Instructions for the task:
Write the data below out again in full, exactly as shown.

Source records
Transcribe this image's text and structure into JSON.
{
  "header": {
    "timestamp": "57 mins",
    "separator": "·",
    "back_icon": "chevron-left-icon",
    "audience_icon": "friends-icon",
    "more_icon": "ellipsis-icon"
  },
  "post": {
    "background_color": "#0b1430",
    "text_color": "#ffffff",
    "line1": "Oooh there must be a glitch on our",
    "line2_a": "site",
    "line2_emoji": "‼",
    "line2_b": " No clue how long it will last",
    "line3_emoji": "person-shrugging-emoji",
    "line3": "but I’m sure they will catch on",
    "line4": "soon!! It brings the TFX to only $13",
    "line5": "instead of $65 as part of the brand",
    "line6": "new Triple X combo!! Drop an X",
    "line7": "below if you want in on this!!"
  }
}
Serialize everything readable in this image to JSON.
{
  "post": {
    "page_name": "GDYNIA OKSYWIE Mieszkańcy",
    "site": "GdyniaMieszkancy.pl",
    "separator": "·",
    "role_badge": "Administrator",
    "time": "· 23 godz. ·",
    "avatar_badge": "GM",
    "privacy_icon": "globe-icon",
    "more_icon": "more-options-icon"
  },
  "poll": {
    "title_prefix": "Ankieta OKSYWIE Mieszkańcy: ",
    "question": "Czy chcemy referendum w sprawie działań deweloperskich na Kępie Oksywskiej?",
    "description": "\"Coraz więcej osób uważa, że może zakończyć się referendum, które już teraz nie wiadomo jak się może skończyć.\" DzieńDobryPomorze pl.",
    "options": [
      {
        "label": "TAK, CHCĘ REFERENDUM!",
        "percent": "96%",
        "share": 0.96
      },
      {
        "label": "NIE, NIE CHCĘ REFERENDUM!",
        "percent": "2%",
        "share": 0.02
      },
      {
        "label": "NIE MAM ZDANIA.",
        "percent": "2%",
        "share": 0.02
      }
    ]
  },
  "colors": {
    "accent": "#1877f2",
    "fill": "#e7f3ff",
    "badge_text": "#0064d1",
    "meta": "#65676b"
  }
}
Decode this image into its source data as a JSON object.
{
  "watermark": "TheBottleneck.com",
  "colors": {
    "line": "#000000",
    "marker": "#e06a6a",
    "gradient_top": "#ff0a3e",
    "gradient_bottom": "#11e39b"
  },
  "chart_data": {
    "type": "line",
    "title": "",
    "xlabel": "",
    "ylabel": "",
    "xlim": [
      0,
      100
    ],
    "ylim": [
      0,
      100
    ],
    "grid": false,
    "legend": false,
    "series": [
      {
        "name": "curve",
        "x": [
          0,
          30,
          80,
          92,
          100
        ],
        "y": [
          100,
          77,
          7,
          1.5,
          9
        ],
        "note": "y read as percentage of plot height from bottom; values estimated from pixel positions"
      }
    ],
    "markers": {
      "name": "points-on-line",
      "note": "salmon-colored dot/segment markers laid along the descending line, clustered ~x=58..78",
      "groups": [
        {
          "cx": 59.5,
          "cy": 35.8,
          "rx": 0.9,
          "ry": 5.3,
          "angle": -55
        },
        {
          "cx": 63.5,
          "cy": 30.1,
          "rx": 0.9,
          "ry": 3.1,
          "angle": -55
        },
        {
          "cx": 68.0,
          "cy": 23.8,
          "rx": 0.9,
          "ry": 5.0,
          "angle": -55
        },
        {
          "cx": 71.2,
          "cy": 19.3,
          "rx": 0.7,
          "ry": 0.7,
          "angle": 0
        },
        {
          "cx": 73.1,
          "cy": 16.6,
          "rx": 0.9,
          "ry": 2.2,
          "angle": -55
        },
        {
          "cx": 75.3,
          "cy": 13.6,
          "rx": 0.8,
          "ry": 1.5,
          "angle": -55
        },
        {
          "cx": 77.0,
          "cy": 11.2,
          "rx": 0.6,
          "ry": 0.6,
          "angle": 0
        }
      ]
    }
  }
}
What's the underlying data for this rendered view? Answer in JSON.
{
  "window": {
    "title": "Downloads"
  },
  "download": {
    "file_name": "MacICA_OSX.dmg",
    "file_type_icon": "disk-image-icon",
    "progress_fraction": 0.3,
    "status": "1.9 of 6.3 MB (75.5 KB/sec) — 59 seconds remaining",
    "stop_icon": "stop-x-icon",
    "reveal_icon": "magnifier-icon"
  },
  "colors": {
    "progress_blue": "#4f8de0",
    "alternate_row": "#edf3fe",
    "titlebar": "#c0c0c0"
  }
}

Response area:
Transcribe this image's text and structure into JSON.
{
  "header": {
    "timestamp": "57 mins",
    "separator": "·",
    "back_icon": "chevron-left-icon",
    "audience_icon": "friends-icon",
    "more_icon": "ellipsis-icon"
  },
  "post": {
    "background_color": "#0b1430",
    "text_color": "#ffffff",
    "line1": "Oooh there must be a glitch on our",
    "line2_a": "site",
    "line2_emoji": "‼",
    "line2_b": " No clue how long it will last",
    "line3_emoji": "person-shrugging-emoji",
    "line3": "but I’m sure they will catch on",
    "line4": "soon!! It brings the TFX to only $13",
    "line5": "instead of $65 as part of the brand",
    "line6": "new Triple X combo!! Drop an X",
    "line7": "below if you want in on this!!"
  }
}
Serialize everything readable in this image to JSON.
{
  "post": {
    "page_name": "GDYNIA OKSYWIE Mieszkańcy",
    "site": "GdyniaMieszkancy.pl",
    "separator": "·",
    "role_badge": "Administrator",
    "time": "· 23 godz. ·",
    "avatar_badge": "GM",
    "privacy_icon": "globe-icon",
    "more_icon": "more-options-icon"
  },
  "poll": {
    "title_prefix": "Ankieta OKSYWIE Mieszkańcy: ",
    "question": "Czy chcemy referendum w sprawie działań deweloperskich na Kępie Oksywskiej?",
    "description": "\"Coraz więcej osób uważa, że może zakończyć się referendum, które już teraz nie wiadomo jak się może skończyć.\" DzieńDobryPomorze pl.",
    "options": [
      {
        "label": "TAK, CHCĘ REFERENDUM!",
        "percent": "96%",
        "share": 0.96
      },
      {
        "label": "NIE, NIE CHCĘ REFERENDUM!",
        "percent": "2%",
        "share": 0.02
      },
      {
        "label": "NIE MAM ZDANIA.",
        "percent": "2%",
        "share": 0.02
      }
    ]
  },
  "colors": {
    "accent": "#1877f2",
    "fill": "#e7f3ff",
    "badge_text": "#0064d1",
    "meta": "#65676b"
  }
}
Decode this image into its source data as a JSON object.
{
  "watermark": "TheBottleneck.com",
  "colors": {
    "line": "#000000",
    "marker": "#e06a6a",
    "gradient_top": "#ff0a3e",
    "gradient_bottom": "#11e39b"
  },
  "chart_data": {
    "type": "line",
    "title": "",
    "xlabel": "",
    "ylabel": "",
    "xlim": [
      0,
      100
    ],
    "ylim": [
      0,
      100
    ],
    "grid": false,
    "legend": false,
    "series": [
      {
        "name": "curve",
        "x": [
          0,
          30,
          80,
          92,
          100
        ],
        "y": [
          100,
          77,
          7,
          1.5,
          9
        ],
        "note": "y read as percentage of plot height from bottom; values estimated from pixel positions"
      }
    ],
    "markers": {
      "name": "points-on-line",
      "note": "salmon-colored dot/segment markers laid along the descending line, clustered ~x=58..78",
      "groups": [
        {
          "cx": 59.5,
          "cy": 35.8,
          "rx": 0.9,
          "ry": 5.3,
          "angle": -55
        },
        {
          "cx": 63.5,
          "cy": 30.1,
          "rx": 0.9,
          "ry": 3.1,
          "angle": -55
        },
        {
          "cx": 68.0,
          "cy": 23.8,
          "rx": 0.9,
          "ry": 5.0,
          "angle": -55
        },
        {
          "cx": 71.2,
          "cy": 19.3,
          "rx": 0.7,
          "ry": 0.7,
          "angle": 0
        },
        {
          "cx": 73.1,
          "cy": 16.6,
          "rx": 0.9,
          "ry": 2.2,
          "angle": -55
        },
        {
          "cx": 75.3,
          "cy": 13.6,
          "rx": 0.8,
          "ry": 1.5,
          "angle": -55
        },
        {
          "cx": 77.0,
          "cy": 11.2,
          "rx": 0.6,
          "ry": 0.6,
          "angle": 0
        }
      ]
    }
  }
}
What's the underlying data for this rendered view? Answer in JSON.
{
  "window": {
    "title": "Downloads"
  },
  "download": {
    "file_name": "MacICA_OSX.dmg",
    "file_type_icon": "disk-image-icon",
    "progress_fraction": 0.3,
    "status": "1.9 of 6.3 MB (75.5 KB/sec) — 59 seconds remaining",
    "stop_icon": "stop-x-icon",
    "reveal_icon": "magnifier-icon"
  },
  "colors": {
    "progress_blue": "#4f8de0",
    "alternate_row": "#edf3fe",
    "titlebar": "#c0c0c0"
  }
}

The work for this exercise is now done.